“For me, it is very important to see that I am contributing to change in my country and other countries on the continent.”

However, Zoro advises that working for an international country can be very challenging, noting that “you need to be attentive to detail and you must be confident.”

She explained that while living abroad can be exciting, it was important for her to never forget where she came from.

“Build your identity and don’t hide who you are,” adding that no matter where life takes you “excellence is key. Be your best self no matter what.”

Babette van Aalst

Babette van Aalst, Freelance copywriter

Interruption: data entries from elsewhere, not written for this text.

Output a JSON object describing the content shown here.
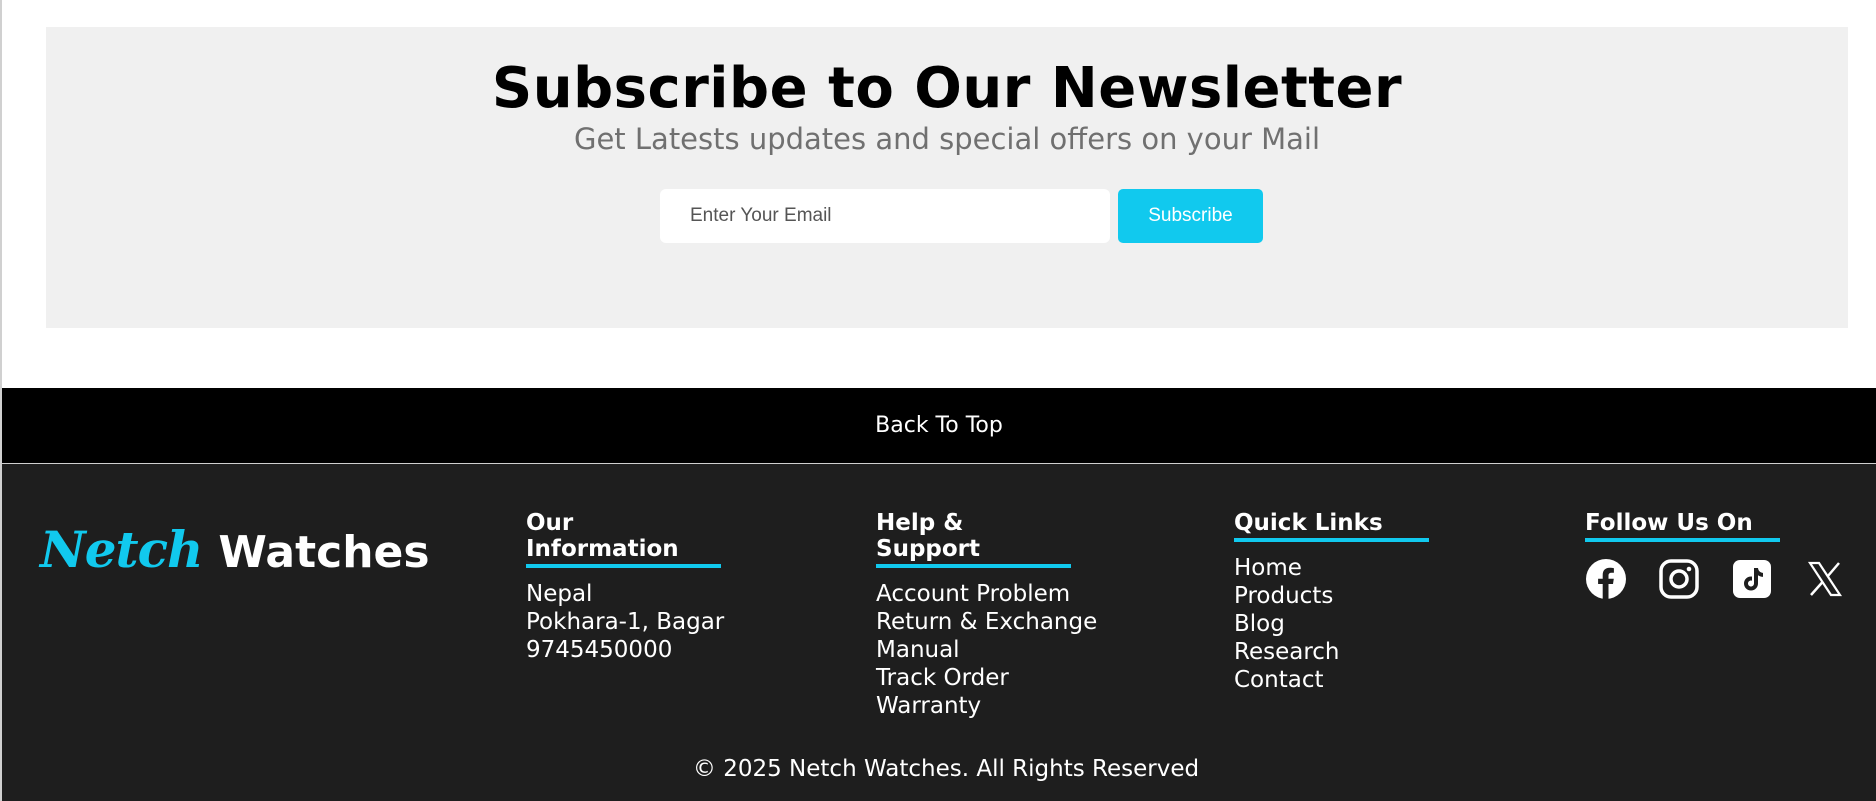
{
  "newsletter": {
    "title": "Subscribe to Our Newsletter",
    "subtitle": "Get Latests updates and special offers on your Mail",
    "email_placeholder": "Enter Your Email",
    "email_value": "",
    "subscribe_label": "Subscribe"
  },
  "back_to_top": "Back To Top",
  "footer": {
    "logo_script": "Netch",
    "logo_word": "Watches",
    "info": {
      "title": "Our Information",
      "items": [
        "Nepal",
        "Pokhara-1, Bagar",
        "9745450000"
      ]
    },
    "help": {
      "title": "Help & Support",
      "items": [
        "Account Problem",
        "Return & Exchange",
        "Manual",
        "Track Order",
        "Warranty"
      ]
    },
    "quick": {
      "title": "Quick Links",
      "items": [
        "Home",
        "Products",
        "Blog",
        "Research",
        "Contact"
      ]
    },
    "follow": {
      "title": "Follow Us On",
      "icons": [
        "facebook-icon",
        "instagram-icon",
        "tiktok-icon",
        "x-icon"
      ]
    },
    "copyright": "© 2025 Netch Watches. All Rights Reserved"
  },
  "colors": {
    "accent": "#11c9ee",
    "footer_bg": "#1e1e1e",
    "back_to_top_bg": "#000000",
    "newsletter_bg": "#f0f0f0"
  }
}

Babette van Aalst is a freelance copywriter who admits that in the beginning she felt stuck when first moving to Ghana because the culture was extremely different from what it was in the United Kingdom where she is originally from.

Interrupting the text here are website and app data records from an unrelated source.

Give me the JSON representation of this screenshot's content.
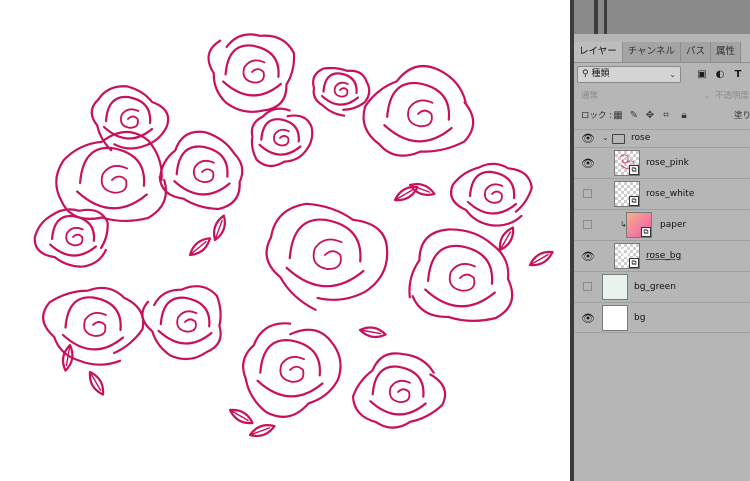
{
  "panel": {
    "tabs": [
      {
        "label": "レイヤー",
        "active": true
      },
      {
        "label": "チャンネル",
        "active": false
      },
      {
        "label": "パス",
        "active": false
      },
      {
        "label": "属性",
        "active": false
      }
    ],
    "filter": {
      "kind_value": "種類",
      "icons": [
        "image-filter-icon",
        "adjustment-filter-icon",
        "type-filter-icon"
      ]
    },
    "blend_mode": "通常",
    "opacity_label": "不透明度",
    "lock_label": "ロック :",
    "lock_icons": [
      "lock-transparent-icon",
      "lock-paint-icon",
      "lock-move-icon",
      "lock-artboard-icon",
      "lock-all-icon"
    ],
    "fill_label": "塗り"
  },
  "layers": [
    {
      "name": "rose",
      "type": "group",
      "visible": true,
      "expanded": true
    },
    {
      "name": "rose_pink",
      "type": "smart-object",
      "visible": true,
      "thumb": "pink-sketch"
    },
    {
      "name": "rose_white",
      "type": "smart-object",
      "visible": false,
      "thumb": "transparent"
    },
    {
      "name": "paper",
      "type": "clipped",
      "visible": false,
      "thumb": "pink-paper"
    },
    {
      "name": "rose_bg",
      "type": "smart-object",
      "visible": true,
      "thumb": "white-sketch"
    },
    {
      "name": "bg_green",
      "type": "fill",
      "visible": false,
      "thumb": "pale-green"
    },
    {
      "name": "bg",
      "type": "fill",
      "visible": true,
      "thumb": "white"
    }
  ],
  "colors": {
    "rose_line": "#c8105c",
    "panel_bg": "#b6b6b6",
    "tab_active": "#bdbdbd",
    "tab_inactive": "#a4a4a4",
    "bg_green": "#eaf2ec",
    "paper_pink": "#f39ab3"
  }
}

“I felt like I was stuck in a glass ceiling and I didn’t feel like I was progressing,” van Aalst said.

Things began to sort itself with time, she said, but she does not advise making the move until visiting the country for a week or two to get an idea about the pace of the country. Other factors to consider before moving include savings and having a clear idea about what line of work you want to pursue.

Although she does not characterize her time living in Africa as the best time, she encourages people with the thought to try it for themselves because everyone’s experience will be different, she said.

“If you know what you want to do and you have enough saved up then it isn’t a bad idea to move to Ghana. But know what you’re getting into before you do.”

Mapitso Sebidi

Mapitso Sebidi, On-Air Presenter, The Multimedia Group

Mapitso Sebidi, affectionately known as Maps, left her home country of South Africa and moved to Ghana where she is currently an on-air presenter for The Multimedia Group, the country’s largest media organization.

“Working here has been life-changing and a great experience,” says Sebidi, who has been living in Ghana since 2013. “It has been a bit of culture shock but overall I have learned a lot of things.”

She encourages everyone to attempt to live abroad at least once in their lifetime to gain exposure to different cultures other than their own.

“While the experience has had its ups and downs, she said, the “good definitely has outweighed the bad.”

Nadia Balogou

Nadia Balogou, Founder and CEO, Moodboard

For those who plan to move abroad and take the entrepreneurial route, this section is for you.

Nadia Balogou is an American brand specialist who left her job and moved to the continent where she founded Moodboard, a creative company that specializes in brand experience, content creation and social media marketing services.

“There’s quite a lot to observe and absorb here. I’m captivated by the creativity and the people that make up this unique country,” she said. “Being an expat has been challenging, insightful, and affirming.”

She added that she is hopeful that Africa will continue to prosper because of the buzz surrounding entrepreneurial spaces on the continent.

“More than anything, I see the possibilities and ways in which we can become a part of the ecosystem within our niche,” she said.

Have you moved to Africa lately? We would love to hear about your experience. Email us at Livinginafrica@f2fafrica.com to share your story with us.

Most viewed

Conversations

Must Read